-------- Data listing
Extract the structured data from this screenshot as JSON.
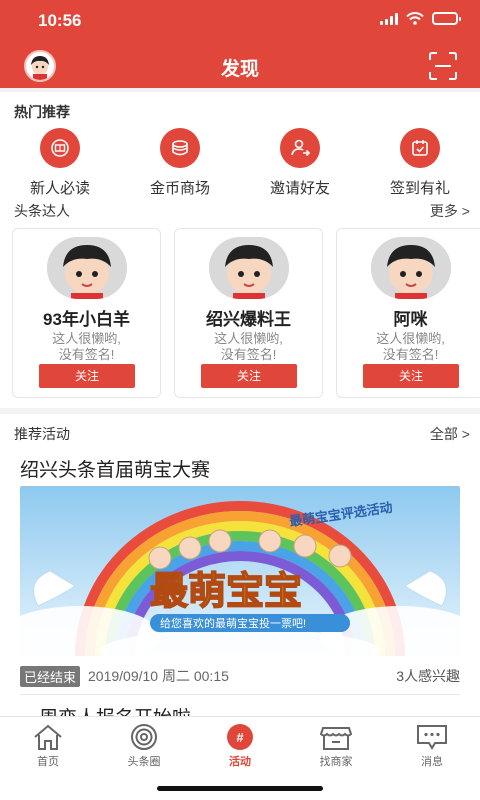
{
  "status": {
    "time": "10:56"
  },
  "nav": {
    "title": "发现"
  },
  "hot": {
    "title": "热门推荐",
    "items": [
      {
        "label": "新人必读",
        "icon": "book-icon"
      },
      {
        "label": "金币商场",
        "icon": "coins-icon"
      },
      {
        "label": "邀请好友",
        "icon": "invite-user-icon"
      },
      {
        "label": "签到有礼",
        "icon": "calendar-check-icon"
      }
    ]
  },
  "experts": {
    "title": "头条达人",
    "more": "更多 >",
    "cards": [
      {
        "name": "93年小白羊",
        "sig1": "这人很懒哟,",
        "sig2": "没有签名!",
        "follow": "关注"
      },
      {
        "name": "绍兴爆料王",
        "sig1": "这人很懒哟,",
        "sig2": "没有签名!",
        "follow": "关注"
      },
      {
        "name": "阿咪",
        "sig1": "这人很懒哟,",
        "sig2": "没有签名!",
        "follow": "关注"
      }
    ]
  },
  "activities": {
    "title": "推荐活动",
    "all": "全部 >",
    "item": {
      "title": "绍兴头条首届萌宝大赛",
      "banner_top": "最萌宝宝评选活动",
      "banner_main": "最萌宝宝",
      "banner_sub": "给您喜欢的最萌宝宝投一票吧!",
      "status": "已经结束",
      "date": "2019/09/10 周二 00:15",
      "interest": "3人感兴趣"
    },
    "next_title": "一周恋人报名开始啦"
  },
  "tabs": [
    {
      "label": "首页",
      "icon": "home-icon"
    },
    {
      "label": "头条圈",
      "icon": "target-icon"
    },
    {
      "label": "活动",
      "icon": "hash-icon"
    },
    {
      "label": "找商家",
      "icon": "store-icon"
    },
    {
      "label": "消息",
      "icon": "chat-icon"
    }
  ],
  "colors": {
    "brand": "#e0463a",
    "background": "#f2f2f2"
  }
}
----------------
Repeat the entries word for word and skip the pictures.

Extract the structured data from this screenshot as JSON.
{
  "status": {
    "time": "10:56"
  },
  "nav": {
    "title": "发现"
  },
  "hot": {
    "title": "热门推荐",
    "items": [
      {
        "label": "新人必读",
        "icon": "book-icon"
      },
      {
        "label": "金币商场",
        "icon": "coins-icon"
      },
      {
        "label": "邀请好友",
        "icon": "invite-user-icon"
      },
      {
        "label": "签到有礼",
        "icon": "calendar-check-icon"
      }
    ]
  },
  "experts": {
    "title": "头条达人",
    "more": "更多 >",
    "cards": [
      {
        "name": "93年小白羊",
        "sig1": "这人很懒哟,",
        "sig2": "没有签名!",
        "follow": "关注"
      },
      {
        "name": "绍兴爆料王",
        "sig1": "这人很懒哟,",
        "sig2": "没有签名!",
        "follow": "关注"
      },
      {
        "name": "阿咪",
        "sig1": "这人很懒哟,",
        "sig2": "没有签名!",
        "follow": "关注"
      }
    ]
  },
  "activities": {
    "title": "推荐活动",
    "all": "全部 >",
    "item": {
      "title": "绍兴头条首届萌宝大赛",
      "banner_top": "最萌宝宝评选活动",
      "banner_main": "最萌宝宝",
      "banner_sub": "给您喜欢的最萌宝宝投一票吧!",
      "status": "已经结束",
      "date": "2019/09/10 周二 00:15",
      "interest": "3人感兴趣"
    },
    "next_title": "一周恋人报名开始啦"
  },
  "tabs": [
    {
      "label": "首页",
      "icon": "home-icon"
    },
    {
      "label": "头条圈",
      "icon": "target-icon"
    },
    {
      "label": "活动",
      "icon": "hash-icon"
    },
    {
      "label": "找商家",
      "icon": "store-icon"
    },
    {
      "label": "消息",
      "icon": "chat-icon"
    }
  ],
  "colors": {
    "brand": "#e0463a",
    "background": "#f2f2f2"
  }
}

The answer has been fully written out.